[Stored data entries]
=== Section Start ===

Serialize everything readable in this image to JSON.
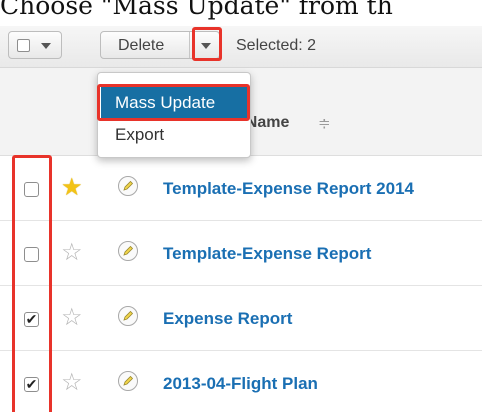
{
  "caption": "Choose \"Mass Update\" from th",
  "toolbar": {
    "delete_label": "Delete",
    "selected_text": "Selected: 2"
  },
  "header": {
    "column_label": "t Name",
    "sort_glyph": "≑"
  },
  "dropdown": {
    "items": [
      {
        "label": "Mass Update",
        "active": true
      },
      {
        "label": "Export",
        "active": false
      }
    ]
  },
  "rows": [
    {
      "checked": false,
      "favorite": true,
      "name": "Template-Expense Report 2014"
    },
    {
      "checked": false,
      "favorite": false,
      "name": "Template-Expense Report"
    },
    {
      "checked": true,
      "favorite": false,
      "name": "Expense Report"
    },
    {
      "checked": true,
      "favorite": false,
      "name": "2013-04-Flight Plan"
    }
  ],
  "colors": {
    "highlight_box": "#e8332a",
    "menu_active_bg": "#176fa3",
    "link_blue": "#1a6fb3",
    "star_gold": "#f3c316"
  },
  "icons": {
    "favorite_on": "star-filled-icon",
    "favorite_off": "star-outline-icon",
    "preview": "pencil-icon"
  }
}
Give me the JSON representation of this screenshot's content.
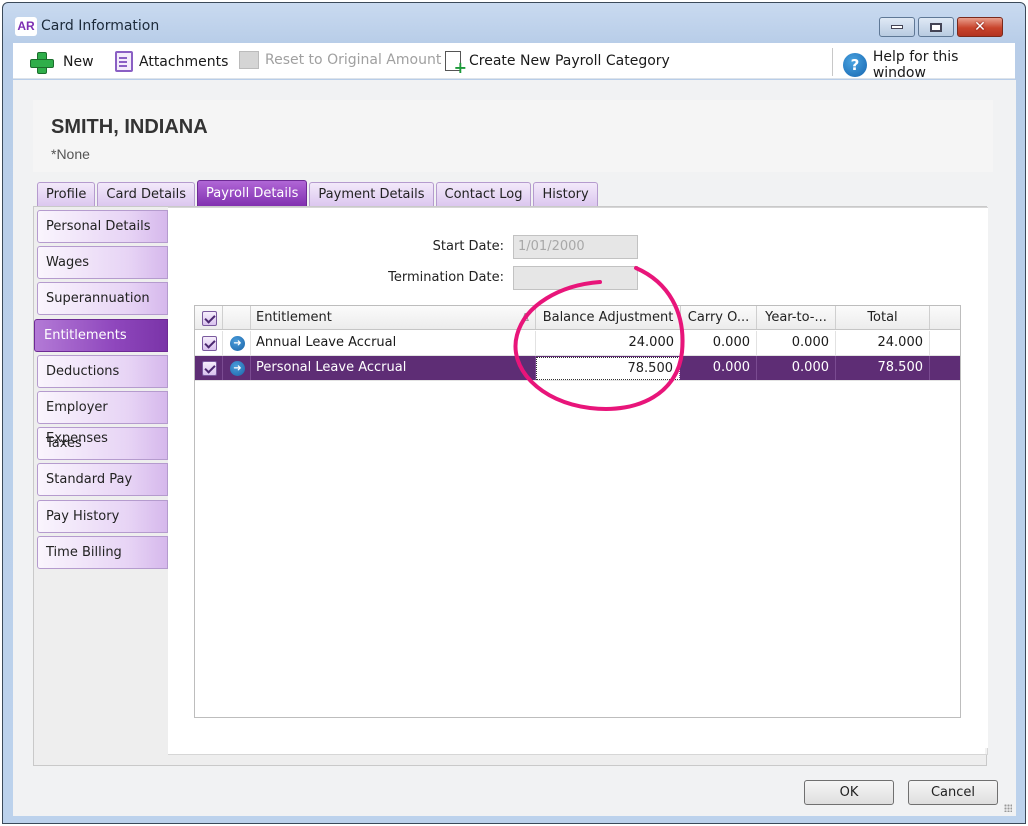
{
  "window": {
    "app_badge": "AR",
    "title": "Card Information"
  },
  "toolbar": {
    "new_label": "New",
    "attachments_label": "Attachments",
    "reset_label": "Reset to Original Amount",
    "create_category_label": "Create New Payroll Category",
    "help_label": "Help for this window"
  },
  "header": {
    "card_name": "SMITH, INDIANA",
    "card_subtitle": "*None"
  },
  "tabs": [
    {
      "label": "Profile",
      "active": false
    },
    {
      "label": "Card Details",
      "active": false
    },
    {
      "label": "Payroll Details",
      "active": true
    },
    {
      "label": "Payment Details",
      "active": false
    },
    {
      "label": "Contact Log",
      "active": false
    },
    {
      "label": "History",
      "active": false
    }
  ],
  "side_nav": [
    {
      "label": "Personal Details",
      "active": false
    },
    {
      "label": "Wages",
      "active": false
    },
    {
      "label": "Superannuation",
      "active": false
    },
    {
      "label": "Entitlements",
      "active": true
    },
    {
      "label": "Deductions",
      "active": false
    },
    {
      "label": "Employer Expenses",
      "active": false
    },
    {
      "label": "Taxes",
      "active": false
    },
    {
      "label": "Standard Pay",
      "active": false
    },
    {
      "label": "Pay History",
      "active": false
    },
    {
      "label": "Time Billing",
      "active": false
    }
  ],
  "form": {
    "start_date_label": "Start Date:",
    "start_date_value": "1/01/2000",
    "termination_date_label": "Termination Date:",
    "termination_date_value": ""
  },
  "grid": {
    "columns": [
      "",
      "",
      "Entitlement",
      "Balance Adjustment",
      "Carry O...",
      "Year-to-...",
      "Total"
    ],
    "sort_indicator": "Δ",
    "rows": [
      {
        "checked": true,
        "name": "Annual Leave Accrual",
        "balance_adjustment": "24.000",
        "carry_over": "0.000",
        "year_to_date": "0.000",
        "total": "24.000",
        "selected": false
      },
      {
        "checked": true,
        "name": "Personal Leave Accrual",
        "balance_adjustment": "78.500",
        "carry_over": "0.000",
        "year_to_date": "0.000",
        "total": "78.500",
        "selected": true
      }
    ]
  },
  "colors": {
    "accent_purple": "#8131b0",
    "selected_row": "#5e2d75",
    "annotation_pink": "#e8157a"
  },
  "footer": {
    "ok_label": "OK",
    "cancel_label": "Cancel"
  }
}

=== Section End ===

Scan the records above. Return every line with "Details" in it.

— YOUR SOLUTION —
      "label": "Card Details",
      "label": "Payroll Details",
      "label": "Payment Details",
      "label": "Personal Details",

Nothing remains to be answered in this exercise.